* Task objective:
Filter out all lines without the word "farming" from the data below, please, and copy the rest.

Interface dataset entries
-----
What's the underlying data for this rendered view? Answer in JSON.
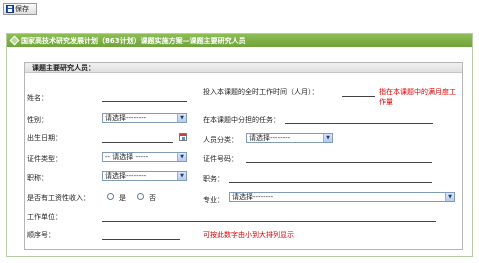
{
  "toolbar": {
    "save_label": "保存",
    "save_icon": "floppy-disk-icon"
  },
  "panel": {
    "title": "国家高技术研究发展计划（863计划）课题实施方案—课题主要研究人员",
    "header_color": "#7fb14a"
  },
  "section": {
    "title": "课题主要研究人员："
  },
  "fields": {
    "name_label": "姓名：",
    "worktime_label": "投入本课题的全时工作时间（人月）：",
    "worktime_hint": "指在本课题中的满月度工作量",
    "gender_label": "性别：",
    "gender_value": "请选择--------",
    "task_label": "在本课题中分担的任务：",
    "birth_label": "出生日期：",
    "category_label": "人员分类：",
    "category_value": "请选择--------",
    "idtype_label": "证件类型：",
    "idtype_value": "-- 请选择 -----",
    "idno_label": "证件号码：",
    "title_label": "职称：",
    "title_value": "请选择--------",
    "post_label": "职务：",
    "salary_label": "是否有工资性收入：",
    "radio_yes": "是",
    "radio_no": "否",
    "major_label": "专业：",
    "major_value": "请选择--------",
    "unit_label": "工作单位：",
    "order_label": "顺序号：",
    "order_hint": "可按此数字由小到大排列显示"
  },
  "colors": {
    "hint_red": "#dd0000",
    "select_border": "#7f9db9"
  }
}
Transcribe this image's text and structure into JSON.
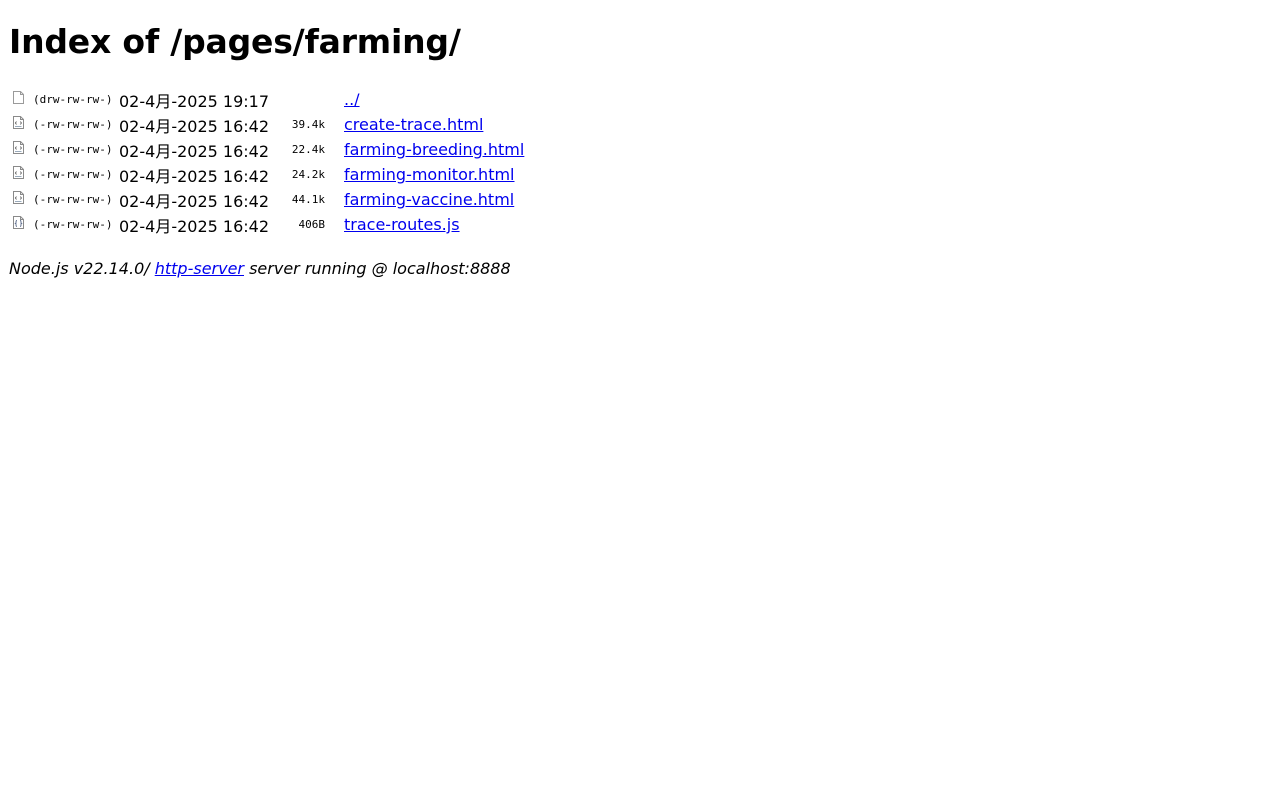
{
  "header": {
    "title": "Index of /pages/farming/"
  },
  "listing": [
    {
      "icon": "folder-icon",
      "perms": "(drw-rw-rw-)",
      "date": "02-4月-2025 19:17",
      "size": "",
      "name": "../"
    },
    {
      "icon": "html-file-icon",
      "perms": "(-rw-rw-rw-)",
      "date": "02-4月-2025 16:42",
      "size": "39.4k",
      "name": "create-trace.html"
    },
    {
      "icon": "html-file-icon",
      "perms": "(-rw-rw-rw-)",
      "date": "02-4月-2025 16:42",
      "size": "22.4k",
      "name": "farming-breeding.html"
    },
    {
      "icon": "html-file-icon",
      "perms": "(-rw-rw-rw-)",
      "date": "02-4月-2025 16:42",
      "size": "24.2k",
      "name": "farming-monitor.html"
    },
    {
      "icon": "html-file-icon",
      "perms": "(-rw-rw-rw-)",
      "date": "02-4月-2025 16:42",
      "size": "44.1k",
      "name": "farming-vaccine.html"
    },
    {
      "icon": "js-file-icon",
      "perms": "(-rw-rw-rw-)",
      "date": "02-4月-2025 16:42",
      "size": "406B",
      "name": "trace-routes.js"
    }
  ],
  "footer": {
    "prefix": "Node.js v22.14.0/ ",
    "link_text": "http-server",
    "suffix": " server running @ localhost:8888"
  },
  "colors": {
    "link": "#0000ee",
    "text": "#000000",
    "background": "#ffffff"
  }
}
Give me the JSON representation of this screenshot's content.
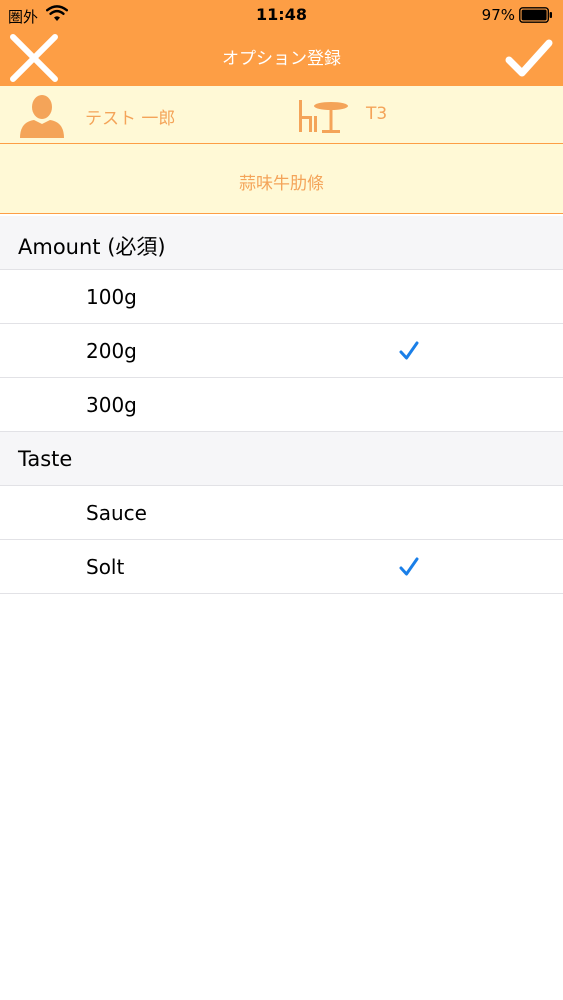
{
  "status_bar": {
    "carrier": "圏外",
    "time": "11:48",
    "battery": "97%"
  },
  "nav": {
    "title": "オプション登録",
    "close_icon": "close-icon",
    "done_icon": "checkmark-icon"
  },
  "info": {
    "person_name": "テスト 一郎",
    "table_label": "T3",
    "person_icon": "person-icon",
    "table_icon": "table-chairs-icon"
  },
  "product": {
    "name": "蒜味牛肋條"
  },
  "colors": {
    "accent": "#fd9e45",
    "info_background": "#fff9d6",
    "info_text": "#f4a459",
    "check": "#1a7fe8"
  },
  "sections": [
    {
      "title": "Amount (必須)",
      "options": [
        {
          "label": "100g",
          "selected": false
        },
        {
          "label": "200g",
          "selected": true
        },
        {
          "label": "300g",
          "selected": false
        }
      ]
    },
    {
      "title": "Taste",
      "options": [
        {
          "label": "Sauce",
          "selected": false
        },
        {
          "label": "Solt",
          "selected": true
        }
      ]
    }
  ]
}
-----
* Written response:
    "title": "Index of /pages/farming/"
      "name": "farming-breeding.html"
      "name": "farming-monitor.html"
      "name": "farming-vaccine.html"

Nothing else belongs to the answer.